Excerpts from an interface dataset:
>>

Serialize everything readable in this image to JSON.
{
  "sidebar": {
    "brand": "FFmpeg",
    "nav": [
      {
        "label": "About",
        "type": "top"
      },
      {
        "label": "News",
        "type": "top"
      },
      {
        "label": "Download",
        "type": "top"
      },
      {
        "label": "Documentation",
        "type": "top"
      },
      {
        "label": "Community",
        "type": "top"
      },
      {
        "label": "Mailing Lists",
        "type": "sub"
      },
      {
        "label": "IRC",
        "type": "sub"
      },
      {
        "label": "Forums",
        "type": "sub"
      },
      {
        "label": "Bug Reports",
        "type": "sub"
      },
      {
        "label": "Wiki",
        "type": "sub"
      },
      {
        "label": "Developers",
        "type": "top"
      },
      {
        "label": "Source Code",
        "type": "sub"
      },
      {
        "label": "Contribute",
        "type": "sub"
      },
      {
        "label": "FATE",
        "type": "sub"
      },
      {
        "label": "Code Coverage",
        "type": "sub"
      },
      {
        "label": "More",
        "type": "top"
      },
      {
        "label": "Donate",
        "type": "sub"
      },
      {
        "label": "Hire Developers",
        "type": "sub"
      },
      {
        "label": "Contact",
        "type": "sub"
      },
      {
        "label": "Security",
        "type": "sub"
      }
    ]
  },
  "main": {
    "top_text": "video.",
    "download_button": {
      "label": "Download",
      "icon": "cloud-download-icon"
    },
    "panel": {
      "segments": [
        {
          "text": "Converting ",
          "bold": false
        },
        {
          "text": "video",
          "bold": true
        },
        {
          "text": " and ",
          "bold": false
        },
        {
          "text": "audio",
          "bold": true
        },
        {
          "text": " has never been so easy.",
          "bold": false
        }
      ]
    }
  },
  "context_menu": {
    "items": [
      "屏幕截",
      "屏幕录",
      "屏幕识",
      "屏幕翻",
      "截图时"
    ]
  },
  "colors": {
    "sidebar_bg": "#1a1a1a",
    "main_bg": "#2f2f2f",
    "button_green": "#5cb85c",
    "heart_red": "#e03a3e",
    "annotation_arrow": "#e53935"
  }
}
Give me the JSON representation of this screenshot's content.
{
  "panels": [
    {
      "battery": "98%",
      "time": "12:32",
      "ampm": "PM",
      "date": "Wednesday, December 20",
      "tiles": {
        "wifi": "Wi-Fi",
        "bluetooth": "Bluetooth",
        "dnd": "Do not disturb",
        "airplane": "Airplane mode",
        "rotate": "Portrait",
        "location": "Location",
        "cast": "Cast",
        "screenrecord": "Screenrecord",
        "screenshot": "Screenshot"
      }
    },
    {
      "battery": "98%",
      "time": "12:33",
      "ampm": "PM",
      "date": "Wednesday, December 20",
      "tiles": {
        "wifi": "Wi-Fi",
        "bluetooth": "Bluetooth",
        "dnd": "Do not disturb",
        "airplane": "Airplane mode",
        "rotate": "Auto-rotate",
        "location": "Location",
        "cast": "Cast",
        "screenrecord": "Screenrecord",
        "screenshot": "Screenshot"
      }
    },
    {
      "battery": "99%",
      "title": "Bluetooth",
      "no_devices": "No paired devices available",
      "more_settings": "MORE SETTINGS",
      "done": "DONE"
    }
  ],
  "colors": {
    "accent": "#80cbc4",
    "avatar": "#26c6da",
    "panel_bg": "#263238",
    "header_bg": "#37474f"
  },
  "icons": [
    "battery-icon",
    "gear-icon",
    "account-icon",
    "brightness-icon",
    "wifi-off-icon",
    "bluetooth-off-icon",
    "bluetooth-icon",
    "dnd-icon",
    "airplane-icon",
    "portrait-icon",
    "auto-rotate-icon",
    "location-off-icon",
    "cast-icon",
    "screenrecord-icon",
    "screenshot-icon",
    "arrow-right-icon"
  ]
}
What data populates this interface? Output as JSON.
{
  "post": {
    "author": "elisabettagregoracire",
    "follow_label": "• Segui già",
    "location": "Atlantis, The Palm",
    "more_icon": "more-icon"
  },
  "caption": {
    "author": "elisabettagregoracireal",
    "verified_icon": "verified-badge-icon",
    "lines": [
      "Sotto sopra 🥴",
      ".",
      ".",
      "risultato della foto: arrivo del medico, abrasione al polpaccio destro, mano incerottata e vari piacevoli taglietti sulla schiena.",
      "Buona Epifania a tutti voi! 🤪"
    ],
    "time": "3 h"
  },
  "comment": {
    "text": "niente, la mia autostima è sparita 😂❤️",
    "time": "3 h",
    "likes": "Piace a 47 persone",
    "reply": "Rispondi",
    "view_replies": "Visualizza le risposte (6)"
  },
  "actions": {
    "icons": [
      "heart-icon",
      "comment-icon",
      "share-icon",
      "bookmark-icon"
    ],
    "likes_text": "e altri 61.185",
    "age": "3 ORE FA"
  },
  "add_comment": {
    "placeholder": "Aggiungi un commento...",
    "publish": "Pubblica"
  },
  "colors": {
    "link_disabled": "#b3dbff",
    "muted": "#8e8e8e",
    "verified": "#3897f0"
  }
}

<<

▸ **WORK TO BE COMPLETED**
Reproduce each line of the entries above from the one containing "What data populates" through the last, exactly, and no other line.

▸ **RESPONSE**
What data populates this interface? Output as JSON.
{
  "post": {
    "author": "elisabettagregoracire",
    "follow_label": "• Segui già",
    "location": "Atlantis, The Palm",
    "more_icon": "more-icon"
  },
  "caption": {
    "author": "elisabettagregoracireal",
    "verified_icon": "verified-badge-icon",
    "lines": [
      "Sotto sopra 🥴",
      ".",
      ".",
      "risultato della foto: arrivo del medico, abrasione al polpaccio destro, mano incerottata e vari piacevoli taglietti sulla schiena.",
      "Buona Epifania a tutti voi! 🤪"
    ],
    "time": "3 h"
  },
  "comment": {
    "text": "niente, la mia autostima è sparita 😂❤️",
    "time": "3 h",
    "likes": "Piace a 47 persone",
    "reply": "Rispondi",
    "view_replies": "Visualizza le risposte (6)"
  },
  "actions": {
    "icons": [
      "heart-icon",
      "comment-icon",
      "share-icon",
      "bookmark-icon"
    ],
    "likes_text": "e altri 61.185",
    "age": "3 ORE FA"
  },
  "add_comment": {
    "placeholder": "Aggiungi un commento...",
    "publish": "Pubblica"
  },
  "colors": {
    "link_disabled": "#b3dbff",
    "muted": "#8e8e8e",
    "verified": "#3897f0"
  }
}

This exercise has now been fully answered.